While restless leg syndrome (also known as RLS) and plantar fasciitis can certainly occur at the same time, the evidence for a connection between the two conditions is somewhat elusive and mostly anecdotal–which makes sense, since RLS is a poorly understood and somewhat mysterious (but very real) condition itself.
If you suffer from either plantar fasciitis or restless leg symptoms, it can be helpful to understand the reported risk factors leading to the overlap of these two conditions, to help with early detection and intervention.
Plantar Fasciitis and Restless Leg Syndrome
Restless leg syndrome is a condition that affects anywhere between 4 and 30 percent of the US population. The condition causes discomfort or a pins-and-needles sensation and the urge to move the lower legs during periods of inactivity, such as sitting or while lying in bed. Often, the condition gets worse at night and interferes with falling asleep.
Plantar fasciitis, on the other hand, is a condition that impacts the arch of the foot, or more specifically the plantar fascia, a ligament that connects your heels to your toes and helps absorb impact and distribute weight evenly while you walk or move.
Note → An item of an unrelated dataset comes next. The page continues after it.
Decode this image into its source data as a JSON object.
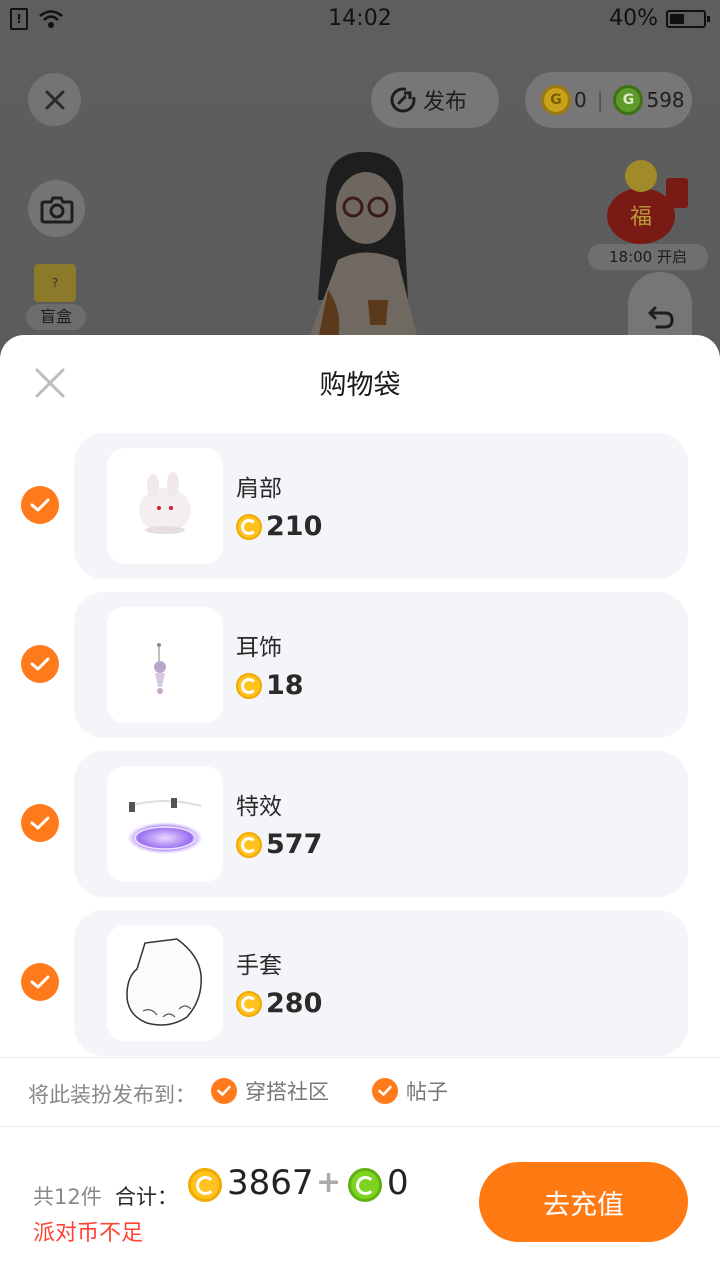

When this band of tissue becomes strained, inflamed, or overused, plantar fasciitis develops.
It’s worth noting that individuals with restless leg syndrome often experience other foot problems as well, including bunions–and plantar fasciitis.
While the cause of restless leg syndrome is unknown, there is growing support for the theory that RLS is caused by problematic movement patterns, and stress and strain to myofascial trigger points, or muscle knots, in the skeletal muscles of the feet and legs. Some experts believe that the gait changes that often occur alongside plantar fasciitis (to compensate for the damaged fascia) can trigger restless leg syndrome.
Can You Experience Restless Leg Syndrome in the Feet?
While the name “Restless Leg Syndrome” implies that this condition is only felt in the legs, rare cases of RLS can cause movement in the feet or toes.
However, if your symptoms appear in the feet or toes (particularly if the movement is accompanied by pain), you may not have RLS at all. Instead, you may be suffering from a condition called Painful Leg and Moving Toes Syndrome (PLMT).
In PLMT, which researchers believe is closely connected to neuropathy or spinal trauma, sufferers experience movement in the feet, legs, and toes while resting. Unlike RLS, PLMT is characterized by pain (not just discomfort) either before or during the movement. This pain can be sharp, throbbing, burning, cramping, or tingling. Make sure to talk to your doctor about all of your symptoms, for an accurate diagnosis!
Leg Pain and Plantar Fasciitis
If you have plantar fasciitis and you’re dealing with leg pain that isn’t accompanied by movement, you’re not alone.
Gait abnormalities or tight and inflexible muscles in the calves, ankles, and thighs, can all contribute to leg pain that accompanies heel pain. For the most part, improving the alignment of the feet and legs, as well as massage and stretching to help muscles become stronger and more flexible (more on this below!) can significantly improve both your heel pain and your leg pain.
Remember: Your feet and heels don’t work in isolation. All of the muscles, tendons, and ligaments in the feet and legs work together to help you take every step. When the arch and heel are struggling, the legs often suffer — and vice versa!
Improving Alignment and Gait to Address Restless Leg Syndrome and Plantar Fasciitis
Some people have found that by improving their movement patterns and gait, their restless leg syndrome improves as well as the fascia and muscles in the legs and feet resume a proper position and heal.
Likewise, by taking steps to properly align and treat strained and damaged ligaments in the fascia, plantar fasciitis can be warded off or treated as well.
Make sure that you are wearing properly fitting shoes that support and cushion your arches, and aren’t too tight. Avoid wearing high heels or shoes that are tight in the toe box.
Wearing orthotic inserts with your favorite pair of shoes can offer a great deal of support and cushioning to a compromised arch, allowing you to walk normally without pain.
Since resting the legs and feet (an important part of healing plantar fasciitis) can be uncomfortable for individuals with restless leg syndrome, it’s especially important to take steps to properly support the ligaments and tissue of the feet.
Massage and Stretching for Restless Leg Syndrome and Plantar Fasciitis
Starting a regular routine of stretching and self-massage with a mobility ball, tennis ball, or even water bottle can strengthen and elongate tight and damaged muscles and ligaments in the feet and legs. Over time, these stretches and massage can break up adhesions, improve circulation, and support proper gait and movement patterns.
Most cases of plantar fasciitis can be resolved at home using the treatments discussed above, including orthotics, stretching, and rest. And while treating restless leg syndrome can feel like guesswork, the good news is that many of the treatments that work for plantar fasciitis also seem to have a positive effect on restless leg syndrome.